Network Backup Strategy –
Things You Need to Know
Backup strategy is a must to protect from media failure, hardware failure, user error and potential natural disasters. Therefore, a tested operating procedure is essential in protecting your business from preventable data loss.
Before creating a successful backup strategy, you must first know what data to protect, location of the data, how often to back up the data, where to store the data, and who will be responsible for the documentation and maintenance.
Where are the files located?
In order to setup a backup strategy, you must first know where the files needing backed up are located. For best control of company documentation, all files should be stored in a central location, such as a file server or shared network folder.
However, this is not always the case. If you do not have a file server or a common file share, chances are you have files stored on individual workstations. If this is the case, you will need to include each workstation in the backup solution. This is problematic for many reasons and should be considered a priority to correct.
If you’re not in the position to buy a file server or set up cloud storage, consider setting up a shared network folder. Here’s why. First, you will have better control over sensitive company information. Secondly, you will have more control and predictability over your backup strategy.
What to backup?
Once you have outlined where your files are located, you need to determine exactly what data needs to be backed up. You will want to include any spreadsheet and document files in your backup rotation.
Along with documents and spreadsheets, you also need to backup databases and any special software, such as accounting or financial applications. Special considerations need to be given to database backups. Following the best practices for each database provider will ensure successful protection.
Email is also a consideration for backup solutions. If the mail is hosted in house, the server will need to be backed up. If the email is hosted remotely, email will be on each individual workstations user profile and will need to be backed up.
If you are using webmail, you contact your ISP to see if they are backing up email.
If your business uses mobile devices, consider including them in your backup solution.
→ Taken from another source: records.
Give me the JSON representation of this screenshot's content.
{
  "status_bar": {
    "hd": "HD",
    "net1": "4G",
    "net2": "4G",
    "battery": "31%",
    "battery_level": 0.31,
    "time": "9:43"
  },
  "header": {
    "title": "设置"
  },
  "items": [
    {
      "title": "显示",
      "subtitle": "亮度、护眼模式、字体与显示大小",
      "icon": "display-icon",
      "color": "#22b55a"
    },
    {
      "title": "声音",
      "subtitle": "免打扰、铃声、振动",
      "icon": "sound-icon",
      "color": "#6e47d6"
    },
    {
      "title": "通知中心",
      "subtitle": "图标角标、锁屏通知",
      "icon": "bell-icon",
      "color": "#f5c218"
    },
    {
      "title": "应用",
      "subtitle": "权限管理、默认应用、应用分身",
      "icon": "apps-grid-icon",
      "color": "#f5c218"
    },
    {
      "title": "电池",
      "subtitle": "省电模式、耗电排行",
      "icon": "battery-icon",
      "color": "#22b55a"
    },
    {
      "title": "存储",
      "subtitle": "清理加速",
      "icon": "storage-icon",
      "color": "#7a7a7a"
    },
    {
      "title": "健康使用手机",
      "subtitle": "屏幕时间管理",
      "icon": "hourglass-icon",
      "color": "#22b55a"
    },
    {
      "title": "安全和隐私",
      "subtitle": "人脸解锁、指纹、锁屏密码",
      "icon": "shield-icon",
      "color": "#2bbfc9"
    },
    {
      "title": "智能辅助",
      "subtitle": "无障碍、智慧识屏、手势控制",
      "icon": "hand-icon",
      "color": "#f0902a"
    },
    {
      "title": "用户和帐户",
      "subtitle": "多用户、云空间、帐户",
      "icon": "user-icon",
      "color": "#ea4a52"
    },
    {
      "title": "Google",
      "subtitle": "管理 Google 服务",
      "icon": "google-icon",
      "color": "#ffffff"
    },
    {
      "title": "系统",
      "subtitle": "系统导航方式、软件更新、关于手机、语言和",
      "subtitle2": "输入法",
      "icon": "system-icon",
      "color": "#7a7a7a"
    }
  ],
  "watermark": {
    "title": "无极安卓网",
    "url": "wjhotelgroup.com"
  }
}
Websites will also need to be backed up. If the website is hosted in house, the server will need to be included in your backup solution. If the website is hosted remotely, check with your hosting provider for their backup solution.
Network devices cannot be overlooked in your backup strategy. In the event of a network device failure, the backed up configurations are critical in promptly restoring service. Keep in mind; the network device solution for backup may differ from the solution used for server/workstation backups.
How often to preform backups?
Now that you know data location and which data to back up, you must determine how often the data needs to be backed up. The answer really depends on how long you can afford to go without computer services.
For example, how dependent are you on local services, such as email, CRM software, and financial or accounting software? If your files are compromised, can you reproduce them?
If all your resources are in the cloud, you will have minimal risk of data loss.
If you have local resources, ask yourself two questions. Can the data be reproduced and, how costly is it?
If you still use paper copies, the data can possibly be reentered losing primarily production hours. If your risk is low, you can probably get by with scheduled daily backups.
However, if you are completely paperless and dependent on databases, your risk for loss is much greater. If your risk is higher, you will want to look at hourly back ups with full backups running nightly.
Where to store backups?
A good backup strategy always includes offsite storage. Regardless of location, the last successful backup should always be stored offsite. Simply having someone take the backup home will achieve offsite.
The tape backup strategy does create an in issue with the guarantee of data integrity.
A better solution for backing up data is cloud services. Partnering with a company that provides backup and recovery solutions can be very beneficial. A partnership with a service provider, like Elmore Networks, will address offsite requirements, while giving you access to the latest offerings in backup technology.
Who will be preforming and monitoring backups?
The individual(s) involved in the backup solution must be trained and provided proper documentation of the backup and restore procedures for a successful backup strategy. The backup and restore procedures are critical for successful prevention of data loss.
The backup and restore procedures need to be secured in multiple locations. Consider having a written copy and a copy stored electronically. Storing copies on a thumb drive adds another location, along with storing copies with a solutions provider or other cloud storage.
Again, training is imperative for proper execution of the backup procedure and restore procedure. Inadequate training is a leading cause in delays of restoration of services in a disaster situation.
Partnering with a solutions provider, such as Elmore Networks, helps identify key deficiencies and build a backup solution that gives you piece of mind.
Allow Elmore Networks the opportunity to assess your current backup strategy and relieve you of your pain points. Contact us today for your free assessment.